James Amphlett, a financial analyst with Xenon Capital LLC, gathered information about NetSuite Inc., a company whose shares Xenon might purchase for its computer software portfolio. NetSuite provided cloud-based financial and enterprise resource planning software to customers for a recurring subscription fee. The company’s stock price performance over the last few years was nothing short of spectacular, having increased from around $10 per share at the end of 2008 to over $110 per share at the end of 2013. NetSuite was one of many companies that provided cloud-based computing services, and were often referred to as software-as-a-service (SaaS) companies. NetSuite generated sales through both direct and indirect approaches, with most selling activities conducted over the phone by its sales force. Xenon’s portfolio manager asked Amphlett to pay close attention to the company’s accounting methods, particularly its revenue and expense recognition methods. Xenon had become quite wary of companies such as, ADT, and Pre-Paid Legal Services, which experienced significant stock price declines after popular press articles criticized their accounting policies. Such stories invited close scrutiny from the US Securities & Exchange Commission. (SEC).
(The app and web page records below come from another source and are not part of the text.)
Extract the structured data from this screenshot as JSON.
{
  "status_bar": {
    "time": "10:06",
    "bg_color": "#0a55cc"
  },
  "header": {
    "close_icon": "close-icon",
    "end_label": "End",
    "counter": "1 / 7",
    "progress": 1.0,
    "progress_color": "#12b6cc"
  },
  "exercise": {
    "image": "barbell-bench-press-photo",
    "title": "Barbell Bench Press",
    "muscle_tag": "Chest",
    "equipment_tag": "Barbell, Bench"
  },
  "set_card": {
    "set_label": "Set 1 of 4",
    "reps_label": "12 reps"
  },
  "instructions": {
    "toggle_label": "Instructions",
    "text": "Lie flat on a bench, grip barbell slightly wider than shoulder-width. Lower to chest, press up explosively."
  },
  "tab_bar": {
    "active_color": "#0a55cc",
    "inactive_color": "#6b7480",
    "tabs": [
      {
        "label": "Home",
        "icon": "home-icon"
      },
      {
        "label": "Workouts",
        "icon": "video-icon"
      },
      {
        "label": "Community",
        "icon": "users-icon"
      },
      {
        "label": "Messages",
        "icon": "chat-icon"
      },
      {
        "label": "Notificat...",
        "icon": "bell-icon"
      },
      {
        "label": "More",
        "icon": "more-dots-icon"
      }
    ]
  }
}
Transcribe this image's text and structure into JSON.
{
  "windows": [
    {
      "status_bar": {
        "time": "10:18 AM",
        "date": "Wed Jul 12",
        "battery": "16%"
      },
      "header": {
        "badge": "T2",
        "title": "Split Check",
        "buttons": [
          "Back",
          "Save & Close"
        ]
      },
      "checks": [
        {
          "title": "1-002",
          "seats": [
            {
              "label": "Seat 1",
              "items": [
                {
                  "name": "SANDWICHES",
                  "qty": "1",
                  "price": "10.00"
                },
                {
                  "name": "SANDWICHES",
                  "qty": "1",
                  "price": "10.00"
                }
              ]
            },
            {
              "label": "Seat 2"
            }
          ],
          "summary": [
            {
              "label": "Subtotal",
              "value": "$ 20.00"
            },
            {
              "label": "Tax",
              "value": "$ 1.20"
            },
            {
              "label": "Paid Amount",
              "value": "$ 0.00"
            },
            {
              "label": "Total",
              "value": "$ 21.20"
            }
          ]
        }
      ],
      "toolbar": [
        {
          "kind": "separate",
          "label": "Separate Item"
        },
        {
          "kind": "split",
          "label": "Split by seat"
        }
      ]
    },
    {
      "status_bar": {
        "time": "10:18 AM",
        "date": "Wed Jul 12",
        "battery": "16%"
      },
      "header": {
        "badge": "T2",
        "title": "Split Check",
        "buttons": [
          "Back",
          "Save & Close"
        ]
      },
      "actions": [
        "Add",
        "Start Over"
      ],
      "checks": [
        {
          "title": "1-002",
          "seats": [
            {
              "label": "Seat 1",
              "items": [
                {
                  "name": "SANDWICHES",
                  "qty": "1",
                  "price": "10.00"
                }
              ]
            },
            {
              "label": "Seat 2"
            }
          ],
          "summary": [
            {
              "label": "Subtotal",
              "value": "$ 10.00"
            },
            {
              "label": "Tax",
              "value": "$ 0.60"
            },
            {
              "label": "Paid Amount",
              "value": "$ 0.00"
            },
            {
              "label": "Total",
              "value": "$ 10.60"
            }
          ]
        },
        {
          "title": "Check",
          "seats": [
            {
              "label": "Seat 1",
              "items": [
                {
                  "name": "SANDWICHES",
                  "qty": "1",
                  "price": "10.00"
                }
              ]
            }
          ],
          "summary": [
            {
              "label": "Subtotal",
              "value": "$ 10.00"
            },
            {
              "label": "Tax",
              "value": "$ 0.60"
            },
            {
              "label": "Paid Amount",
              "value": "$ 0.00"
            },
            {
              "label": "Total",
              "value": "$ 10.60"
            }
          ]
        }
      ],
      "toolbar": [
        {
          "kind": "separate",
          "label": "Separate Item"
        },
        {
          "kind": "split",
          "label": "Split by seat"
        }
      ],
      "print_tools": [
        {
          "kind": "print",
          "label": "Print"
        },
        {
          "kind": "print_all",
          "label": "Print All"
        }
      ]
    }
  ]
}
Teaching Objectives: Specifically, students are asked to consider several issues in the case. First, students are asked to explain NetSuite’s business model, to evaluate its business strategy, and to evaluate how successful execution of this strategy is likely to be observable from the company’s financial performance. Second, students are asked to analyze the company’s cash flow situation, and recent financial performance, including its profitability, leverage, and liquidity. Third, students are asked to consider the impact on the company’s financial statements of its revenue and expense recognition policy and whether they are consistent with GAAP. The company deferred revenue until services were performed. The company capitalized and amortized commissions paid to its direct sales force. Fifth, students are asked to consider the communication and disclosure issues the company faces in responding to analyst criticism of its accounting methods. Finally, students are asked whether NetSuite’s shares are worth the target price of $125 per share. A price-to-earnings (P/E) or price-to-book (P/B) evaluation can be used to determine whether the company’s stock price is under/over-valued. The case has been used successfully in MBA programs to cover corporate financial reporting issues on credit analysis and quality of earnings issues.


12 pages